• _AVAILABLE RECORDS_

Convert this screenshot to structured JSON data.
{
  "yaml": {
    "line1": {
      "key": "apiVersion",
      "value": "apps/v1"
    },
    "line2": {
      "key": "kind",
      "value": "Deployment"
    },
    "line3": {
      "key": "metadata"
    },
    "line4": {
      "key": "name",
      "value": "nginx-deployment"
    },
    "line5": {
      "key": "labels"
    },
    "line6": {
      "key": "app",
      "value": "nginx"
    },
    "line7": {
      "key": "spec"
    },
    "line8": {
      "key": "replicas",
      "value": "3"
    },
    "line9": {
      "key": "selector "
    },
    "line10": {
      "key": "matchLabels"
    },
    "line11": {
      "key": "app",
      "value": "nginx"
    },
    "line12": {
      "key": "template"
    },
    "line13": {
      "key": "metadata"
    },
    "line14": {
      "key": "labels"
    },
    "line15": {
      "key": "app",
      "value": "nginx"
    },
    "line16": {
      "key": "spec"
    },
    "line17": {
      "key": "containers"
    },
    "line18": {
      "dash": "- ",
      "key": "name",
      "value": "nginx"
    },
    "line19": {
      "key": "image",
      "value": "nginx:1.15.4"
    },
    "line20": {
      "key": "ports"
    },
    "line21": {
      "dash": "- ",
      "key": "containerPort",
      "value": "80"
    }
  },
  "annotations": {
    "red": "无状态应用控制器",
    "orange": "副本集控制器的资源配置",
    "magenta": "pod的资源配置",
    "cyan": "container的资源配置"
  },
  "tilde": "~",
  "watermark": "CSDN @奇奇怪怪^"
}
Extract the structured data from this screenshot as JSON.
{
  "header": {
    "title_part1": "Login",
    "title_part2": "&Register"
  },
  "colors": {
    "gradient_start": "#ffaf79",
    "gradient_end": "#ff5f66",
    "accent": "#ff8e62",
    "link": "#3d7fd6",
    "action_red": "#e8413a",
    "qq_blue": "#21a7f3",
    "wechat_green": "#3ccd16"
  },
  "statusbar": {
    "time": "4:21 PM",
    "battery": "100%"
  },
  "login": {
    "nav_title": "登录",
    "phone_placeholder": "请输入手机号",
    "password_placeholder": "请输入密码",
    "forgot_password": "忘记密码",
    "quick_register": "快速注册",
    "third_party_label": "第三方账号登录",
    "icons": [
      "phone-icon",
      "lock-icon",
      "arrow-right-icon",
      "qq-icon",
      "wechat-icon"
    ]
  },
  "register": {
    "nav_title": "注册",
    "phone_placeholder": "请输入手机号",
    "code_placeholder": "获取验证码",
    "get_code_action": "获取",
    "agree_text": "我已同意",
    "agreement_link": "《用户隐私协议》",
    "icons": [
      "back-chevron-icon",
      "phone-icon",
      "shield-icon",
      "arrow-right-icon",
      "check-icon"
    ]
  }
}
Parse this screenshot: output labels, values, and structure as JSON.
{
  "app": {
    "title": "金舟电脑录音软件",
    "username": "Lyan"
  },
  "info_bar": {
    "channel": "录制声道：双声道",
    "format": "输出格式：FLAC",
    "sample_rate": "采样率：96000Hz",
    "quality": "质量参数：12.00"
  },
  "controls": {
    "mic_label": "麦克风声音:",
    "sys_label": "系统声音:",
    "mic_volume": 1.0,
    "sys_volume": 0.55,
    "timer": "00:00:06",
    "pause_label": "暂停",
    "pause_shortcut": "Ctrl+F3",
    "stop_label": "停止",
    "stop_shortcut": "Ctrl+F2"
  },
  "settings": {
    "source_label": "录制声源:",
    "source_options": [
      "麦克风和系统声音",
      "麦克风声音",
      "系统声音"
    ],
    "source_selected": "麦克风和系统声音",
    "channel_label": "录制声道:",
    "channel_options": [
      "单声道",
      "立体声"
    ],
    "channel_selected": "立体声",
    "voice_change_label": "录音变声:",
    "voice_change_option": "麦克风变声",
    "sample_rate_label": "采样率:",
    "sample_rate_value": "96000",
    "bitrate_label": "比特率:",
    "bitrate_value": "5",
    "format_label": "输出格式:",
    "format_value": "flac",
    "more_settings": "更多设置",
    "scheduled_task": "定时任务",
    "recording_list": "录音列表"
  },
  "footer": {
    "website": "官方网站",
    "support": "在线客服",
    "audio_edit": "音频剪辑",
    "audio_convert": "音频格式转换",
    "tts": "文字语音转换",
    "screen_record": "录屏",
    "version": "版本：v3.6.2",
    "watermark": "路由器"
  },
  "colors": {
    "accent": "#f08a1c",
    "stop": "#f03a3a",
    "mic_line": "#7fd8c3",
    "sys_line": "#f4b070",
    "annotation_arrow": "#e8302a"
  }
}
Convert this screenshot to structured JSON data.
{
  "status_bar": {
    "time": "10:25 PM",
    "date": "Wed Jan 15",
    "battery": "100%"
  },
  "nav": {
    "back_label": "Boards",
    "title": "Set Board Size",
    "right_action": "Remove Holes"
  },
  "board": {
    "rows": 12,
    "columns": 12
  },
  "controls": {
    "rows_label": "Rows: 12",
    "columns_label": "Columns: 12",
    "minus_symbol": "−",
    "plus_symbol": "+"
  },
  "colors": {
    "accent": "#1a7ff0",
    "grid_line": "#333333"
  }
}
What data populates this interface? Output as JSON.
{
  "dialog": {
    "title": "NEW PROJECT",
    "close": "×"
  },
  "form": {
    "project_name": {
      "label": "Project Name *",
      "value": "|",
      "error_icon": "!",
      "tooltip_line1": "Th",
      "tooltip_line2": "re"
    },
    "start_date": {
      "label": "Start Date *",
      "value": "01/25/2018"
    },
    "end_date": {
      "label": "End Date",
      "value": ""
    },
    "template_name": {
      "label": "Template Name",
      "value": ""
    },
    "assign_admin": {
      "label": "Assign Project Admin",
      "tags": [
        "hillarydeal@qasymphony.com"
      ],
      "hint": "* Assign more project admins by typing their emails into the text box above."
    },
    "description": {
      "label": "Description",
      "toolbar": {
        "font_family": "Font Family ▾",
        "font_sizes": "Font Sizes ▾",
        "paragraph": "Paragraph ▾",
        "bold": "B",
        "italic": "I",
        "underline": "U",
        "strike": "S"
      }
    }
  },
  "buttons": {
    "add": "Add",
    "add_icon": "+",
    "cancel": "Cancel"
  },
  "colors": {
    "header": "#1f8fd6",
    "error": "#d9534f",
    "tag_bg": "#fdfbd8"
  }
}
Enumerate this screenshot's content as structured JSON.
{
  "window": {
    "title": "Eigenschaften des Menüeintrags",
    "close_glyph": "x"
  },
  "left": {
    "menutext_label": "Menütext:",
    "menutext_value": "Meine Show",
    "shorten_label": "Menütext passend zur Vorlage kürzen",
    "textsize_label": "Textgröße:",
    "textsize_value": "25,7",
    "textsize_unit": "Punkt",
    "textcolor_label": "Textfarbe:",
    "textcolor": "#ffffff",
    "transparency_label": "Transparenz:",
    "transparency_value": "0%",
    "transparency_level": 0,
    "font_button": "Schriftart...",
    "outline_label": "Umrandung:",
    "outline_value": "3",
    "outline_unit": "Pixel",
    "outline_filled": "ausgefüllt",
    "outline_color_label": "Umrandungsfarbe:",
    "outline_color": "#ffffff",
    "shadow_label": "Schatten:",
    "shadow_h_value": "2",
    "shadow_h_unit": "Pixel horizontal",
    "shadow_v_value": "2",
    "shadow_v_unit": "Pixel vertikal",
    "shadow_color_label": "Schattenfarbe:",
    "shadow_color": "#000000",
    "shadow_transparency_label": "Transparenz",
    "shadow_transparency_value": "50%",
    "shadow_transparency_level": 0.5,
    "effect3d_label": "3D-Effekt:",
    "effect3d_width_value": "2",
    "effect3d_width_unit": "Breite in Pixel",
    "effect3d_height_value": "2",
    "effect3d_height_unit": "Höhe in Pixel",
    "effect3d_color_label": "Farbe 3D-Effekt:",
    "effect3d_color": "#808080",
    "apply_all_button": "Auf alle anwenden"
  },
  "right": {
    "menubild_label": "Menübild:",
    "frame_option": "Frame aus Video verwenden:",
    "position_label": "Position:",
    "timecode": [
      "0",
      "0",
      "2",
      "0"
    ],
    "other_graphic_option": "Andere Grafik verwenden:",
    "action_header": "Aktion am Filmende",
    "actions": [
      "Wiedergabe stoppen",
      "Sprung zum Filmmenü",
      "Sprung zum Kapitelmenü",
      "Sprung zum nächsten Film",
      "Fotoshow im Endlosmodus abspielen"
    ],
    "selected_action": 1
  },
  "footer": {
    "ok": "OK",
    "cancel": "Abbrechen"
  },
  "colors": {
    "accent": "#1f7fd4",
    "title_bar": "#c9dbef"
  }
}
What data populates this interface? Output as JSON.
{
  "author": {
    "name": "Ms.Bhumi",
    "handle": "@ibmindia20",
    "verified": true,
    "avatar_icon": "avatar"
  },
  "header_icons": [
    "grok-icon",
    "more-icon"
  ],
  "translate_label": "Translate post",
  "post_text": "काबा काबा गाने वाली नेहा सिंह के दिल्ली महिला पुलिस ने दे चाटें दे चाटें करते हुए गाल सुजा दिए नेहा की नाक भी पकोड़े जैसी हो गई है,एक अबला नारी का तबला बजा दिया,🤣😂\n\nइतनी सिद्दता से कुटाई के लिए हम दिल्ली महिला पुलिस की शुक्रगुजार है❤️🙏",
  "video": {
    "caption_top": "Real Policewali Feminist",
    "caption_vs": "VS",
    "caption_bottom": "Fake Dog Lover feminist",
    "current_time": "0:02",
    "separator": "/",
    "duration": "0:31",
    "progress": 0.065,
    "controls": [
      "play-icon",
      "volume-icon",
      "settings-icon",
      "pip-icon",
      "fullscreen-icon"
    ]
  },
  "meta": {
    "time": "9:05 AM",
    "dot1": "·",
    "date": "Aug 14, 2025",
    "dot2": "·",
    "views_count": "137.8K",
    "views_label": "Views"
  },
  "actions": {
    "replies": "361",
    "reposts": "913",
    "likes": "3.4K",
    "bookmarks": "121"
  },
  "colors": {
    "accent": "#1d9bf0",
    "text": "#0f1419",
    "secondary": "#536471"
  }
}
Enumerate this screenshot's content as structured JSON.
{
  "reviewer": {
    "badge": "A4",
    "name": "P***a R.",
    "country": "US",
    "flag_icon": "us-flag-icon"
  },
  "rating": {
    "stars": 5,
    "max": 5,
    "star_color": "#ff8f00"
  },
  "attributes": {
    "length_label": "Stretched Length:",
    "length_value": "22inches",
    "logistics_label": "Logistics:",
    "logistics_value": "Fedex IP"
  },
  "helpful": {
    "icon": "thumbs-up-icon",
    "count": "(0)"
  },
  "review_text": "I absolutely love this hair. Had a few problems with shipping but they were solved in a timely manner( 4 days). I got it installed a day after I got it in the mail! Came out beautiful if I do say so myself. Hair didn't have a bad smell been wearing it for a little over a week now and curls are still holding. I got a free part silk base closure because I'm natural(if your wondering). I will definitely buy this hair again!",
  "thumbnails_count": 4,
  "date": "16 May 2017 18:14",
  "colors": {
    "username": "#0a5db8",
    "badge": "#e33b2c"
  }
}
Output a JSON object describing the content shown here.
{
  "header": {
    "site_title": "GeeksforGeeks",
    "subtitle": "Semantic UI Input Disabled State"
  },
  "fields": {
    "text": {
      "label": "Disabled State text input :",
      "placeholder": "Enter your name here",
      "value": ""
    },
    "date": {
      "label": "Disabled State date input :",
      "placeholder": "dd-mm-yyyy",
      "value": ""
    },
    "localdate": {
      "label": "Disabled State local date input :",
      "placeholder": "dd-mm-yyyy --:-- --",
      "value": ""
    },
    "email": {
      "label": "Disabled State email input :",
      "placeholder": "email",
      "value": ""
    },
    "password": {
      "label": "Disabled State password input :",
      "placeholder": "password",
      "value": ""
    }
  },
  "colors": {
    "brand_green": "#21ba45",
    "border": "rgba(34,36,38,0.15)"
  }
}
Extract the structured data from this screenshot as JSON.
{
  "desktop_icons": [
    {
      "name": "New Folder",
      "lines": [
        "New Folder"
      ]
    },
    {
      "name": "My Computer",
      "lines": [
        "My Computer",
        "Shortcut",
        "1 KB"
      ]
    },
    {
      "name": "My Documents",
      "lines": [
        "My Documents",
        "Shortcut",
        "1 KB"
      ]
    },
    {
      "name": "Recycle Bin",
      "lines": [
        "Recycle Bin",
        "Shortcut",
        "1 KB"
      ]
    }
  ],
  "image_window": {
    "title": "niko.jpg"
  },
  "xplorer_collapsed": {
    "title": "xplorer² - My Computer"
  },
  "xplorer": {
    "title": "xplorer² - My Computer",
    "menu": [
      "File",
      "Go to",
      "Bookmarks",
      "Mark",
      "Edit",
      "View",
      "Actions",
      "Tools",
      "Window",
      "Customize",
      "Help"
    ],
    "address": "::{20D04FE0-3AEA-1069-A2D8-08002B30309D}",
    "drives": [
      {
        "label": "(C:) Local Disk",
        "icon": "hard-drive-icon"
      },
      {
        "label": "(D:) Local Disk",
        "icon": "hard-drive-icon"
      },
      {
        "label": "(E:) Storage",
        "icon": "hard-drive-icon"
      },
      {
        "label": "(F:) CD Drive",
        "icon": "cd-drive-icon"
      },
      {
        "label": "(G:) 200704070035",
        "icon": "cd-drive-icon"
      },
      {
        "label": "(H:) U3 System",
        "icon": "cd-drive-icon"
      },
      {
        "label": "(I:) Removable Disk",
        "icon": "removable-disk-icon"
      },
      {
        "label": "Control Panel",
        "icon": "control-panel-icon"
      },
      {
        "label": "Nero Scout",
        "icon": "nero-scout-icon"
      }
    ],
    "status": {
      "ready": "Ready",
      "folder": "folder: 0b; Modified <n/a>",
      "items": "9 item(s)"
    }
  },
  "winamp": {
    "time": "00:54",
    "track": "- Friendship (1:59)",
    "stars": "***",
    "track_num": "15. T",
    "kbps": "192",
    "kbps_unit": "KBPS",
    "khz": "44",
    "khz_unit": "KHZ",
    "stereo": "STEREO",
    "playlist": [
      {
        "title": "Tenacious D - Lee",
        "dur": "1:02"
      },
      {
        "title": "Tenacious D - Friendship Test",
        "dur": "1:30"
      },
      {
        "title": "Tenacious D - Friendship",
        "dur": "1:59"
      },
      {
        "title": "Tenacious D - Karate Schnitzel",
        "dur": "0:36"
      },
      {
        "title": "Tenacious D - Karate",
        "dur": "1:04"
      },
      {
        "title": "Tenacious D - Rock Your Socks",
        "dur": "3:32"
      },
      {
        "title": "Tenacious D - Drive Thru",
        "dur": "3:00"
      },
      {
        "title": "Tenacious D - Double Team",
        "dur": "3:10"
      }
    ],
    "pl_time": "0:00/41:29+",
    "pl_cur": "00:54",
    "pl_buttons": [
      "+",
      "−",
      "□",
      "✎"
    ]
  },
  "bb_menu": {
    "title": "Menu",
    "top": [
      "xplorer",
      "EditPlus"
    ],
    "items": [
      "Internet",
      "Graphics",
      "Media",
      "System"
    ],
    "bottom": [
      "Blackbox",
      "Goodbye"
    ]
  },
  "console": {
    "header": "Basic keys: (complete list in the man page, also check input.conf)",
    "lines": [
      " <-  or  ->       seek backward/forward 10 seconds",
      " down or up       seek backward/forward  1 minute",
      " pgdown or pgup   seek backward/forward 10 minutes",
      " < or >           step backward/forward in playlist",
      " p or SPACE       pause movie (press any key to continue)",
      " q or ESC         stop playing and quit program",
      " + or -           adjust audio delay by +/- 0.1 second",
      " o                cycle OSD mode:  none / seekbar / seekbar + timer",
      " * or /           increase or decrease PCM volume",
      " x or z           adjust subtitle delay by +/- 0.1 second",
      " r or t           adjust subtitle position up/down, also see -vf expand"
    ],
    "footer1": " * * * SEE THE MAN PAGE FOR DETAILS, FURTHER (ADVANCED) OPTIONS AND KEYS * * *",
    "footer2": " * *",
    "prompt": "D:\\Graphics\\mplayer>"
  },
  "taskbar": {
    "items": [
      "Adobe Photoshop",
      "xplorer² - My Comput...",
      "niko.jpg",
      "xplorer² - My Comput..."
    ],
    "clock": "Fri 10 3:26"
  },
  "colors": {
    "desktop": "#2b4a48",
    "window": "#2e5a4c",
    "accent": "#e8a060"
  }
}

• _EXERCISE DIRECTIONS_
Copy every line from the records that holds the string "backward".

• _SOLVED PROBLEM_
      " <-  or  ->       seek backward/forward 10 seconds",
      " down or up       seek backward/forward  1 minute",
      " pgdown or pgup   seek backward/forward 10 minutes",
      " < or >           step backward/forward in playlist",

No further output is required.